Had I been Jane, I think I'd have said (in BE). "We've just broken up for the summer [holidays]".
Yes - thanks (to the many) for pointing out that "I'm through for the summer" means I've finished school and am now free "for the summer" to do what I want.
I see no way to arrive at this interpretation.
But not everyone's school year ends on the same day, or even in the same week.Saying "I'm through for the summer" would be pointless in normal circumstances. It's not summer yet until after you're done and in that sense everybody is through for the summer when the school year ends.
Nowadays, universities have classes year round. Summer classes are very common albeit smaller and shorter but still abundant. At my university we have three small summer semesters in May, June, and July.My first thought was different. If I heard that sentence I would assume Jane had been taking extra classes in the summer and that she had now completed those classes. She's now through for the summer. She did have summer classes, which Jack knew and was why he was asking her the question, but now she is finished and has no more school obligations until fall.
In the U.S., the school year everywhere that I know about finishes well before the official start of summer in the third week of June. Unofficially, summer starts when the school year ends, which is about the time the weather starts getting seriously warm.
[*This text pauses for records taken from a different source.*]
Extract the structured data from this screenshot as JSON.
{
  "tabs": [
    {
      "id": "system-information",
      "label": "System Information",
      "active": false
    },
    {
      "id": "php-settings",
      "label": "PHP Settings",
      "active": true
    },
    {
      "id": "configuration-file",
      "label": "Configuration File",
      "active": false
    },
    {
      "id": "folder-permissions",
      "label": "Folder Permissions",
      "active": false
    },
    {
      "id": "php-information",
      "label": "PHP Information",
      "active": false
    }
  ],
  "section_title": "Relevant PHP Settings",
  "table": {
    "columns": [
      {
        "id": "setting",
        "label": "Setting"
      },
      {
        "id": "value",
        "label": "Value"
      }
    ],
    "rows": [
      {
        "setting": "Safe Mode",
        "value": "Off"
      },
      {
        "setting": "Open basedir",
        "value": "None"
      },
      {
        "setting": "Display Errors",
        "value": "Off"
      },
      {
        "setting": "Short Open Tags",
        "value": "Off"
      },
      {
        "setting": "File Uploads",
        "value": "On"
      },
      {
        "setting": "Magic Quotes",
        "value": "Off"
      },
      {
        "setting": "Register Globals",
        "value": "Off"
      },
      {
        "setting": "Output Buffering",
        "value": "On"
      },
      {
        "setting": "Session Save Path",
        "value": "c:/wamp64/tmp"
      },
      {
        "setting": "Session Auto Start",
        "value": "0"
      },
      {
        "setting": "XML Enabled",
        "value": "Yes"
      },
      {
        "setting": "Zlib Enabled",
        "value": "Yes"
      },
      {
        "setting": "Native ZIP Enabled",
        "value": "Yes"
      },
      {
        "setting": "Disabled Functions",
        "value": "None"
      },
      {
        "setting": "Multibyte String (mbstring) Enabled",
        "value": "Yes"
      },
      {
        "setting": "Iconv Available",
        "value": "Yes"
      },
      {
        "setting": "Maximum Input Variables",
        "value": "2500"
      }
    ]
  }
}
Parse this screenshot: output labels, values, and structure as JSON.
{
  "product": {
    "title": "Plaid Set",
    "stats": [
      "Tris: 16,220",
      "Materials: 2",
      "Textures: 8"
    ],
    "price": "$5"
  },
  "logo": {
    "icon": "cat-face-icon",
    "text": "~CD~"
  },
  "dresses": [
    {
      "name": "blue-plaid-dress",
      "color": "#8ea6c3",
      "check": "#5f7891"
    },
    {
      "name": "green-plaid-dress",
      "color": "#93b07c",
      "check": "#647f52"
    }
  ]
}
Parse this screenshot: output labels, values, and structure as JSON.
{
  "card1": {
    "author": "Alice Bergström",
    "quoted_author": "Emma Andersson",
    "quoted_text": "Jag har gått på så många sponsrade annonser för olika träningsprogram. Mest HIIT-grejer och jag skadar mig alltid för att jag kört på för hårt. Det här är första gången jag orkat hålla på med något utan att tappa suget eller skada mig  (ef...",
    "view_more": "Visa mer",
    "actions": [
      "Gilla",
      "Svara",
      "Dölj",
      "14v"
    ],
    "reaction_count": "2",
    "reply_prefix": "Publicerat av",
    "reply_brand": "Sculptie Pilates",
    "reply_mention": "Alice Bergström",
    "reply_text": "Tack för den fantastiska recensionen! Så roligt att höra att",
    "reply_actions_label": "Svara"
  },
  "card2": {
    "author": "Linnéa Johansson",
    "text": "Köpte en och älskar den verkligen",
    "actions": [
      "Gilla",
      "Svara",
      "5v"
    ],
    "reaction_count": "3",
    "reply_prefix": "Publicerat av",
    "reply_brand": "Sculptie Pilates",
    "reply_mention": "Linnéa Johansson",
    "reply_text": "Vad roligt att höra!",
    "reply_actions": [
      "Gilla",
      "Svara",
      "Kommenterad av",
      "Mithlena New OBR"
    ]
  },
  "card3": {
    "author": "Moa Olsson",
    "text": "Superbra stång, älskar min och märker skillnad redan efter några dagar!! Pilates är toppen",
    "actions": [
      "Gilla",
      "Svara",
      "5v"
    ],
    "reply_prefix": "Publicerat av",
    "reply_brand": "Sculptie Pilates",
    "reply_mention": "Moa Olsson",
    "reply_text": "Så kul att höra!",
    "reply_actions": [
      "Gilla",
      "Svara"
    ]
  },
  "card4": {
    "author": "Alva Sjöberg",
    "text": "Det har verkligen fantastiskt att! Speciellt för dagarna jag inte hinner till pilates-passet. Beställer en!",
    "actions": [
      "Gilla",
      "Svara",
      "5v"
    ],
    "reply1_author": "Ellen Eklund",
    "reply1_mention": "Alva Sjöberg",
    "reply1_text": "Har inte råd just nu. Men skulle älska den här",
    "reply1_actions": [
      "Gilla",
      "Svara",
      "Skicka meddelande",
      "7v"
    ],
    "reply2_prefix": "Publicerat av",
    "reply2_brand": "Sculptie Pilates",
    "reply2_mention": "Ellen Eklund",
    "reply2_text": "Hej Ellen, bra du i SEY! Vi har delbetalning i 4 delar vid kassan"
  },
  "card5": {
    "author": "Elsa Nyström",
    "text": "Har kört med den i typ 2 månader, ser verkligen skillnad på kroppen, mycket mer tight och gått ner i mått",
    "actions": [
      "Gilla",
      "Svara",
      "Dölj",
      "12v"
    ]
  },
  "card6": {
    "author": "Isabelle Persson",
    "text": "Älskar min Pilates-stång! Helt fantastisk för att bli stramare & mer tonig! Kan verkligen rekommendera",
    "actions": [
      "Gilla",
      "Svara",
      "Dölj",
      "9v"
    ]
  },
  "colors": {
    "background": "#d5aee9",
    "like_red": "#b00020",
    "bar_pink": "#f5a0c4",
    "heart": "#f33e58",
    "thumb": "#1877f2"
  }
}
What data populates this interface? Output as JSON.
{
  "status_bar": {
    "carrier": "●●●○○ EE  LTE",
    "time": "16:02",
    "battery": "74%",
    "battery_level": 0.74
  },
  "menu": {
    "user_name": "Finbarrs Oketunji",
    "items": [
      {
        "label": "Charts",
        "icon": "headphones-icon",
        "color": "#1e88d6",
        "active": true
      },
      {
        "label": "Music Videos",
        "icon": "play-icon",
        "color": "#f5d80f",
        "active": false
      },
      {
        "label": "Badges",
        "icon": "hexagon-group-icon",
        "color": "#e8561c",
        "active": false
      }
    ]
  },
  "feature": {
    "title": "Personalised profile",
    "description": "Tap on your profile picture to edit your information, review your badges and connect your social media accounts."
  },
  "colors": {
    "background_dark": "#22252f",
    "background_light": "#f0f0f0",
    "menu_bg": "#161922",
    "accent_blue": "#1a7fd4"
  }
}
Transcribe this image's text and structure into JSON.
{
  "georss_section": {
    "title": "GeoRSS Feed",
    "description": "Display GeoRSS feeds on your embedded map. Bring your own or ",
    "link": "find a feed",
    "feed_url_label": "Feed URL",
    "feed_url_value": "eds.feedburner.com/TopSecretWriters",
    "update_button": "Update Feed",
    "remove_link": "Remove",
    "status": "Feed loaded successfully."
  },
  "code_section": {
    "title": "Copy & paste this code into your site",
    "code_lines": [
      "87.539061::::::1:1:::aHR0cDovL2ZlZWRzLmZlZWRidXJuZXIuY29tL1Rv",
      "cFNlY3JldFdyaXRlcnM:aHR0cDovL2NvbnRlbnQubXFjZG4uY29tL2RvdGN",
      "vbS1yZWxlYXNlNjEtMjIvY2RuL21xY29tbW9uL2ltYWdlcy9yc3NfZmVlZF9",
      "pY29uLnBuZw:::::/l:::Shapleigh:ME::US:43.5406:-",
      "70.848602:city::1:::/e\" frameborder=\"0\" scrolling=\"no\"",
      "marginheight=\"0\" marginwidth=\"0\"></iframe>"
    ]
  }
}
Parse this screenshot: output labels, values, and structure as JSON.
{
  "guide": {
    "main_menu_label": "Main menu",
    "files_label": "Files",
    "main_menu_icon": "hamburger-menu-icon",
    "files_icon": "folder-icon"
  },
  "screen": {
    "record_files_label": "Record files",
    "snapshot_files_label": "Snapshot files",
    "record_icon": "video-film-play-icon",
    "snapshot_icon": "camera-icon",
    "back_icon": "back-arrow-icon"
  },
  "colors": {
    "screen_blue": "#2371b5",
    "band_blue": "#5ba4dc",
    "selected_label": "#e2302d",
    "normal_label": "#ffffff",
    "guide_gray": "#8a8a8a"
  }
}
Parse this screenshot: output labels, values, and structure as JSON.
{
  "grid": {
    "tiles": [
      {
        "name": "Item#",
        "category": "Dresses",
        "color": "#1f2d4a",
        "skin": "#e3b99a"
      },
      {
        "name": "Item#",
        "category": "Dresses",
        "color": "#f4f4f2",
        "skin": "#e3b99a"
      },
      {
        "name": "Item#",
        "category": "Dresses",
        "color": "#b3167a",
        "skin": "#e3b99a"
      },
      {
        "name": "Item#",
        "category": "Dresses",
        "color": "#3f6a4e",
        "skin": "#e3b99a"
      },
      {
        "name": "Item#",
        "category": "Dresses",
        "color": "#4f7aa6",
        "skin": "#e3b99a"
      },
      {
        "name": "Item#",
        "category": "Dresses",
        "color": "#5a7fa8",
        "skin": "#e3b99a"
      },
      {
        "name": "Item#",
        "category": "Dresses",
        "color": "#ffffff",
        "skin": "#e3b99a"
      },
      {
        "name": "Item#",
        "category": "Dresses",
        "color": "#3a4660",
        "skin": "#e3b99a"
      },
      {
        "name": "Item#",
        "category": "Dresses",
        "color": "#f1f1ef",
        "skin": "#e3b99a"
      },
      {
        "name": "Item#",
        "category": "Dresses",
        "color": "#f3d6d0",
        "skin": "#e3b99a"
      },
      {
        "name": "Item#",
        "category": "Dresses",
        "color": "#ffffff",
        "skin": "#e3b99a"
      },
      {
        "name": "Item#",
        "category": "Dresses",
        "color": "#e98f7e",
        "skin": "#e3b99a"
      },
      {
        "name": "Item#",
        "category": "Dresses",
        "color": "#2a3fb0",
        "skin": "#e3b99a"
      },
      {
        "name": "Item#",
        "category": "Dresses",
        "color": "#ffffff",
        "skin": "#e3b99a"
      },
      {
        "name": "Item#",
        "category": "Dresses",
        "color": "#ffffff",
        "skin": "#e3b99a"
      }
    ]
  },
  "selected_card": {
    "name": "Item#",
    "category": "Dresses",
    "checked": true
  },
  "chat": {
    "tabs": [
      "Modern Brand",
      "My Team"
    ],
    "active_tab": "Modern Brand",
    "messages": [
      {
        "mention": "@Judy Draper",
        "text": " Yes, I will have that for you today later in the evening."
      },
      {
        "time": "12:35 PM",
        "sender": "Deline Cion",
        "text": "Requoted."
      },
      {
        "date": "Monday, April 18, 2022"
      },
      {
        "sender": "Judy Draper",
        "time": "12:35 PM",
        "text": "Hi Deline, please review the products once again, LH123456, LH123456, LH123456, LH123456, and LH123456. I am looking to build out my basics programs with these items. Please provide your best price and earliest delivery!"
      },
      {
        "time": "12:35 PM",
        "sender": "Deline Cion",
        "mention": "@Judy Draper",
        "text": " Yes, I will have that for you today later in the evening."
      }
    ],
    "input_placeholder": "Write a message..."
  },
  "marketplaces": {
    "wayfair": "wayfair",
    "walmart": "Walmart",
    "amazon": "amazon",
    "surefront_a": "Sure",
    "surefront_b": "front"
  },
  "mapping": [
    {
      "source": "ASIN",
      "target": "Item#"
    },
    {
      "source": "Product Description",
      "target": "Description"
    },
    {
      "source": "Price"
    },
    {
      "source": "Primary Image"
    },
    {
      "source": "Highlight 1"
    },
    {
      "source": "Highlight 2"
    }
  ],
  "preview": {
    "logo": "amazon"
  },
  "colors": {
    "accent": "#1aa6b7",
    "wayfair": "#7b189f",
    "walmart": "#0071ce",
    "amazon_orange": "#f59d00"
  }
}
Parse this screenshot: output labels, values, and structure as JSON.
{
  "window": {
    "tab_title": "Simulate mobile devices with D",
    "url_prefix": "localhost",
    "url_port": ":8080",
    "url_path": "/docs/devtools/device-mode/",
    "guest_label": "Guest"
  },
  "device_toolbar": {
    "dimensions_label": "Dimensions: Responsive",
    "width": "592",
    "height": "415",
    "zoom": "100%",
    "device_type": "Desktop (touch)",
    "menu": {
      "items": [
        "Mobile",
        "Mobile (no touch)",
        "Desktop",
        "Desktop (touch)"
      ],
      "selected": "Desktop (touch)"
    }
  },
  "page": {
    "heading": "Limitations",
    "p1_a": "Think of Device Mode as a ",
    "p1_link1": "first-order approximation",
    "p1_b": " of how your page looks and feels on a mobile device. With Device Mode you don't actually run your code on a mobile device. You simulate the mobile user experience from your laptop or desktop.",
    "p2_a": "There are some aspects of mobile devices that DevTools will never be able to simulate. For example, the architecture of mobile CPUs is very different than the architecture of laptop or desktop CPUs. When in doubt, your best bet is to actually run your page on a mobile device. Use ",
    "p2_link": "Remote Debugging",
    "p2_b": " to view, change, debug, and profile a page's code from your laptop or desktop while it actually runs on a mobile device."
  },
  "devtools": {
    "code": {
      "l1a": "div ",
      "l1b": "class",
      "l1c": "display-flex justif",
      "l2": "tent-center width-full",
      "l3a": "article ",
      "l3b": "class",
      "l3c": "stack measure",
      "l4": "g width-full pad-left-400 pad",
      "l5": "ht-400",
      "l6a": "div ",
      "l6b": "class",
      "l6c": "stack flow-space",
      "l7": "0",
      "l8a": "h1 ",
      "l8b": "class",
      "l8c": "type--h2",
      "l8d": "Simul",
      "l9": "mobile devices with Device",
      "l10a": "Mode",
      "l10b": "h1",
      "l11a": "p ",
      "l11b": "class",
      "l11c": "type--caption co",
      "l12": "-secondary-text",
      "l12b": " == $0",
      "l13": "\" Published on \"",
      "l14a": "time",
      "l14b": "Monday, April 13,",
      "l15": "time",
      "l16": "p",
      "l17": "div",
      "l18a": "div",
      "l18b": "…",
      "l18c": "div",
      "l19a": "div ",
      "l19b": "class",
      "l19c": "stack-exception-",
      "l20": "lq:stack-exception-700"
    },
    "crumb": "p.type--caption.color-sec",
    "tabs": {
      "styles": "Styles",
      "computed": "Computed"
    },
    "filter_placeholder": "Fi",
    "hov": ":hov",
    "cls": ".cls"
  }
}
Saying "I'm through for the summer" would be pointless in normal circumstances. It's not summer yet until after you're done and in that sense everybody is through for the summer when the school year ends. But in the case of individual students taking summer classes, it would be a very meaningful sentence. I think where I lived summer school lasted three or four weeks, and the summer was longer than that. "I'm through for the summer" would describe that time after the last summer class but before the start of the new school year.